* Task material:
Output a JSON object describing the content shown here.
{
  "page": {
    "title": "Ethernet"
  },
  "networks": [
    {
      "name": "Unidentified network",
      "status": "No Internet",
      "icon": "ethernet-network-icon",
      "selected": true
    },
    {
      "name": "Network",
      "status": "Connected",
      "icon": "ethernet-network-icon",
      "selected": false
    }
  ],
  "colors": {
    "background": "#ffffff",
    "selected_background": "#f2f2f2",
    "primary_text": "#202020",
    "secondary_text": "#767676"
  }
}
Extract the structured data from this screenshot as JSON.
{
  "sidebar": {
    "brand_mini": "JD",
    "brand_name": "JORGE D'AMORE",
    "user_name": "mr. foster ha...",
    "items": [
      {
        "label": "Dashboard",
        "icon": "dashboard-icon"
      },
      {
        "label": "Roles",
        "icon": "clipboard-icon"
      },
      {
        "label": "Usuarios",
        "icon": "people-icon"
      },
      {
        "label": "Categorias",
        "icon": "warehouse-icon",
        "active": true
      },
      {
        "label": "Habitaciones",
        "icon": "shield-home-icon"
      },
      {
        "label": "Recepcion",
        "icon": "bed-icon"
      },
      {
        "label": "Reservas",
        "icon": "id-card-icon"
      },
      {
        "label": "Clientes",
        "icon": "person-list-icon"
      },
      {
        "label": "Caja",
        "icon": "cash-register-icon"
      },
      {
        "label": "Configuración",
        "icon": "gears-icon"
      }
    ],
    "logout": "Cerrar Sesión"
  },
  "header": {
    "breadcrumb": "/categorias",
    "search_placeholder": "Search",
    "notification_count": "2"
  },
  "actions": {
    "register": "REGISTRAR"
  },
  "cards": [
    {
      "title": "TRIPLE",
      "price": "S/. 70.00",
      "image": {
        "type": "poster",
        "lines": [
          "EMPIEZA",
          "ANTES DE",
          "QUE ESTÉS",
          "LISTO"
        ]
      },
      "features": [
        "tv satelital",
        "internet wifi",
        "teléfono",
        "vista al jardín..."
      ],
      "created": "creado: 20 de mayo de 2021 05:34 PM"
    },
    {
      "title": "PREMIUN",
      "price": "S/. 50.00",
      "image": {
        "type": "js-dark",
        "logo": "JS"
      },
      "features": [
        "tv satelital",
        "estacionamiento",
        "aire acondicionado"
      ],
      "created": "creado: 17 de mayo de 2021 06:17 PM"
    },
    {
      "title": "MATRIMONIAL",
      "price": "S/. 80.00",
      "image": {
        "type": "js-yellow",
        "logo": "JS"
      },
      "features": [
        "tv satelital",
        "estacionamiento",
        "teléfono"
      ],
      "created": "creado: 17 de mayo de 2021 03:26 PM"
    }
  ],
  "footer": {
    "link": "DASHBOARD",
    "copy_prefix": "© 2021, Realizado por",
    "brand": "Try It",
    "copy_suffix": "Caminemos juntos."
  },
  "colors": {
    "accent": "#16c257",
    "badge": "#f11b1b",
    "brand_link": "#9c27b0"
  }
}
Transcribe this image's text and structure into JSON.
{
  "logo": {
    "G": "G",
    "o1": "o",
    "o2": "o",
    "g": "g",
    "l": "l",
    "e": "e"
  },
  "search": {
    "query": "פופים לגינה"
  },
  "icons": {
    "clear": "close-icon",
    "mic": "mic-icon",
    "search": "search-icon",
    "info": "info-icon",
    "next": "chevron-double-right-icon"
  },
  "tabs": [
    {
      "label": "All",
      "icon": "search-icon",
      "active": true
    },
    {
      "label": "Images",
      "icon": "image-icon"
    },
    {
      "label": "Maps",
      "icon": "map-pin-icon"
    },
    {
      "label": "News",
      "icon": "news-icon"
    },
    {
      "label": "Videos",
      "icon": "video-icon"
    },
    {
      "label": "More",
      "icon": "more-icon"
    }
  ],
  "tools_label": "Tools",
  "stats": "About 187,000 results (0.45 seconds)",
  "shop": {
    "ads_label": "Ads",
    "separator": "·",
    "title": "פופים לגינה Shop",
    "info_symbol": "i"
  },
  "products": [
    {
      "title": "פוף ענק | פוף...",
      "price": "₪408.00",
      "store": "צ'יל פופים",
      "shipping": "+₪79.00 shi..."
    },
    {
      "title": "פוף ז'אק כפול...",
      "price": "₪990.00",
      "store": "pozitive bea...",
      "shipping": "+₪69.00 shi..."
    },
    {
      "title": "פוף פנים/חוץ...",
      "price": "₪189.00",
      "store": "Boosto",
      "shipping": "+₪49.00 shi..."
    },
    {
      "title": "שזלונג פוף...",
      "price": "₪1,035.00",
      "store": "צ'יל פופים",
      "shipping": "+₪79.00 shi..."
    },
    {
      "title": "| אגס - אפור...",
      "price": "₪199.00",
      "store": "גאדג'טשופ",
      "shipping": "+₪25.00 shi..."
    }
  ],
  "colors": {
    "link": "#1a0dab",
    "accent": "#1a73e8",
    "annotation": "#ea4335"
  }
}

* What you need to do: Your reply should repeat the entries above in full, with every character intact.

* Answer box:
Output a JSON object describing the content shown here.
{
  "page": {
    "title": "Ethernet"
  },
  "networks": [
    {
      "name": "Unidentified network",
      "status": "No Internet",
      "icon": "ethernet-network-icon",
      "selected": true
    },
    {
      "name": "Network",
      "status": "Connected",
      "icon": "ethernet-network-icon",
      "selected": false
    }
  ],
  "colors": {
    "background": "#ffffff",
    "selected_background": "#f2f2f2",
    "primary_text": "#202020",
    "secondary_text": "#767676"
  }
}
Extract the structured data from this screenshot as JSON.
{
  "sidebar": {
    "brand_mini": "JD",
    "brand_name": "JORGE D'AMORE",
    "user_name": "mr. foster ha...",
    "items": [
      {
        "label": "Dashboard",
        "icon": "dashboard-icon"
      },
      {
        "label": "Roles",
        "icon": "clipboard-icon"
      },
      {
        "label": "Usuarios",
        "icon": "people-icon"
      },
      {
        "label": "Categorias",
        "icon": "warehouse-icon",
        "active": true
      },
      {
        "label": "Habitaciones",
        "icon": "shield-home-icon"
      },
      {
        "label": "Recepcion",
        "icon": "bed-icon"
      },
      {
        "label": "Reservas",
        "icon": "id-card-icon"
      },
      {
        "label": "Clientes",
        "icon": "person-list-icon"
      },
      {
        "label": "Caja",
        "icon": "cash-register-icon"
      },
      {
        "label": "Configuración",
        "icon": "gears-icon"
      }
    ],
    "logout": "Cerrar Sesión"
  },
  "header": {
    "breadcrumb": "/categorias",
    "search_placeholder": "Search",
    "notification_count": "2"
  },
  "actions": {
    "register": "REGISTRAR"
  },
  "cards": [
    {
      "title": "TRIPLE",
      "price": "S/. 70.00",
      "image": {
        "type": "poster",
        "lines": [
          "EMPIEZA",
          "ANTES DE",
          "QUE ESTÉS",
          "LISTO"
        ]
      },
      "features": [
        "tv satelital",
        "internet wifi",
        "teléfono",
        "vista al jardín..."
      ],
      "created": "creado: 20 de mayo de 2021 05:34 PM"
    },
    {
      "title": "PREMIUN",
      "price": "S/. 50.00",
      "image": {
        "type": "js-dark",
        "logo": "JS"
      },
      "features": [
        "tv satelital",
        "estacionamiento",
        "aire acondicionado"
      ],
      "created": "creado: 17 de mayo de 2021 06:17 PM"
    },
    {
      "title": "MATRIMONIAL",
      "price": "S/. 80.00",
      "image": {
        "type": "js-yellow",
        "logo": "JS"
      },
      "features": [
        "tv satelital",
        "estacionamiento",
        "teléfono"
      ],
      "created": "creado: 17 de mayo de 2021 03:26 PM"
    }
  ],
  "footer": {
    "link": "DASHBOARD",
    "copy_prefix": "© 2021, Realizado por",
    "brand": "Try It",
    "copy_suffix": "Caminemos juntos."
  },
  "colors": {
    "accent": "#16c257",
    "badge": "#f11b1b",
    "brand_link": "#9c27b0"
  }
}
Transcribe this image's text and structure into JSON.
{
  "logo": {
    "G": "G",
    "o1": "o",
    "o2": "o",
    "g": "g",
    "l": "l",
    "e": "e"
  },
  "search": {
    "query": "פופים לגינה"
  },
  "icons": {
    "clear": "close-icon",
    "mic": "mic-icon",
    "search": "search-icon",
    "info": "info-icon",
    "next": "chevron-double-right-icon"
  },
  "tabs": [
    {
      "label": "All",
      "icon": "search-icon",
      "active": true
    },
    {
      "label": "Images",
      "icon": "image-icon"
    },
    {
      "label": "Maps",
      "icon": "map-pin-icon"
    },
    {
      "label": "News",
      "icon": "news-icon"
    },
    {
      "label": "Videos",
      "icon": "video-icon"
    },
    {
      "label": "More",
      "icon": "more-icon"
    }
  ],
  "tools_label": "Tools",
  "stats": "About 187,000 results (0.45 seconds)",
  "shop": {
    "ads_label": "Ads",
    "separator": "·",
    "title": "פופים לגינה Shop",
    "info_symbol": "i"
  },
  "products": [
    {
      "title": "פוף ענק | פוף...",
      "price": "₪408.00",
      "store": "צ'יל פופים",
      "shipping": "+₪79.00 shi..."
    },
    {
      "title": "פוף ז'אק כפול...",
      "price": "₪990.00",
      "store": "pozitive bea...",
      "shipping": "+₪69.00 shi..."
    },
    {
      "title": "פוף פנים/חוץ...",
      "price": "₪189.00",
      "store": "Boosto",
      "shipping": "+₪49.00 shi..."
    },
    {
      "title": "שזלונג פוף...",
      "price": "₪1,035.00",
      "store": "צ'יל פופים",
      "shipping": "+₪79.00 shi..."
    },
    {
      "title": "| אגס - אפור...",
      "price": "₪199.00",
      "store": "גאדג'טשופ",
      "shipping": "+₪25.00 shi..."
    }
  ],
  "colors": {
    "link": "#1a0dab",
    "accent": "#1a73e8",
    "annotation": "#ea4335"
  }
}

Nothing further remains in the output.